A post-apocalyptic poem focuses on a lost soul wandering through a wasteland.
In this ambitious poetic debut, visual artist Hassett offers an abstract narrative about a man in search of something after a worldwide cataclysm, what appears to be a nuclear war—“From the skies to the seas plunged a mammoth beast…a blazing hand fell from the sky and touched the man whose eyes lit.” The narrator, who at times seems both flesh and not, finds himself in the middle of a classic epic archetype, the descent into Hades, when he stumbles across a great cenote in the desert and, without hesitation, throws himself down. This narrator continues his wandering, now through a phantasmagoric underground, encountering various signs and wonders from a past age. Hassett’s free verse brings this nightmarish landscape to life, escorting the reader from one vision to the next: a glyph-covered hallway, a mysterious floating stone (presumably the titular Boundary Stone), a great bonfire, and other objects that lend themselves easily to symbolism. While the convoluted rhetoric makes this narrative difficult to follow at times, Hassett displays a gift for vivid imagery. His descriptions of runes or drawings stretch over pages, and it’s easy to get as lost as the narrator in his rich imagination. There are also striking passages about natural geography. The narrator roams through a desert, explores caverns, follows underground rivers. But the most rewarding part of this long poem is its emotional core, an ambiguous love story. The narrator dives into a great pit in the desert in search of some mysterious “you,” which may be a lover, some part of himself, or perhaps an abstract truth. The verses about this “you” are the most beautiful in the enchanting volume, especially those in the third and sixth sections.

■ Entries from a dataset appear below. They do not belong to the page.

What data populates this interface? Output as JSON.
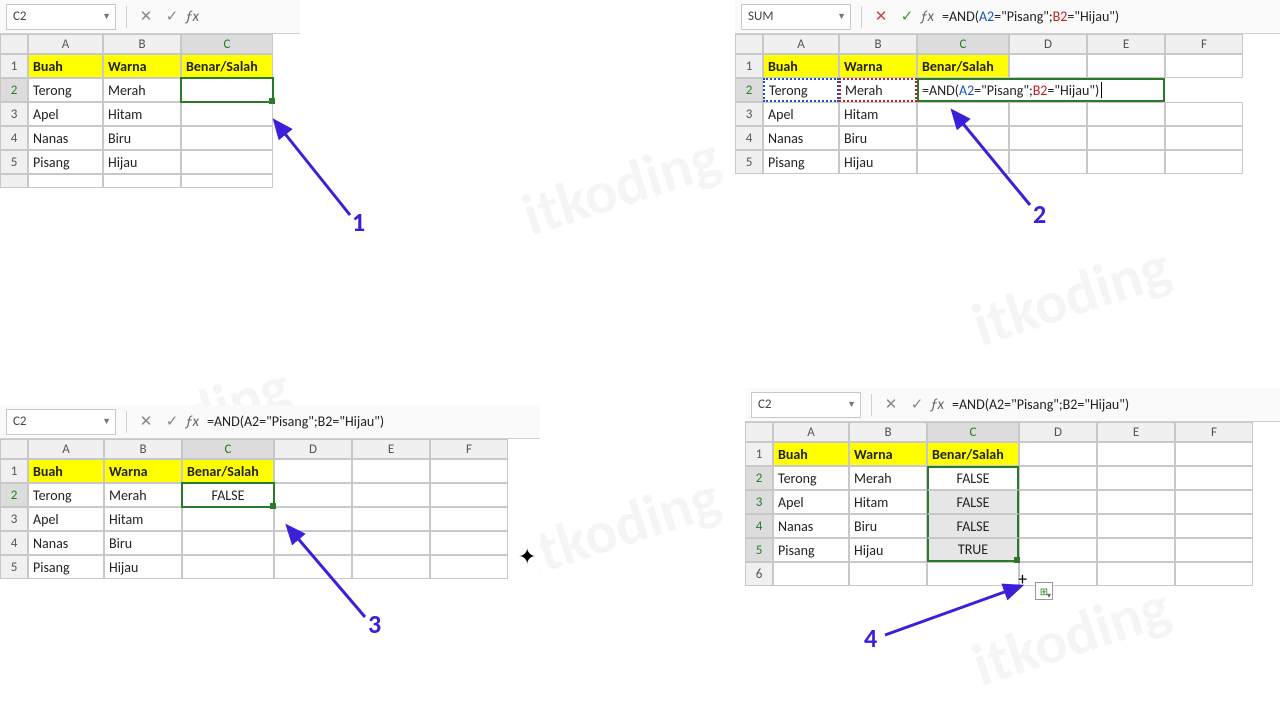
{
  "watermark": "itkoding",
  "labels": {
    "l1": "1",
    "l2": "2",
    "l3": "3",
    "l4": "4"
  },
  "headers": {
    "A": "Buah",
    "B": "Warna",
    "C": "Benar/Salah"
  },
  "cols": [
    "A",
    "B",
    "C",
    "D",
    "E",
    "F"
  ],
  "rows": [
    "1",
    "2",
    "3",
    "4",
    "5",
    "6"
  ],
  "data_rows": [
    {
      "A": "Terong",
      "B": "Merah"
    },
    {
      "A": "Apel",
      "B": "Hitam"
    },
    {
      "A": "Nanas",
      "B": "Biru"
    },
    {
      "A": "Pisang",
      "B": "Hijau"
    }
  ],
  "formula_plain": "=AND(A2=\"Pisang\";B2=\"Hijau\")",
  "formula_parts": {
    "pre": "=AND(",
    "a": "A2",
    "mid1": "=\"Pisang\";",
    "b": "B2",
    "mid2": "=\"Hijau\")"
  },
  "p1": {
    "namebox": "C2"
  },
  "p2": {
    "namebox": "SUM"
  },
  "p3": {
    "namebox": "C2",
    "c2": "FALSE"
  },
  "p4": {
    "namebox": "C2",
    "results": {
      "c2": "FALSE",
      "c3": "FALSE",
      "c4": "FALSE",
      "c5": "TRUE"
    }
  },
  "icons": {
    "cancel": "✕",
    "ok": "✓",
    "fill": "⊞"
  }
}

This “you” ultimately guides the narrator to transcendence at the poem’s conclusion: “Your splendor at the spread of dawn is streamed and unobstruct and lays out warm.” Despite some occasions of obtuse phrasing and indulgent page breaks, this book delivers a rewarding collection of elegant, haunting images.
An engaging epic for fans of abstract poetry and dystopian literature of any kind.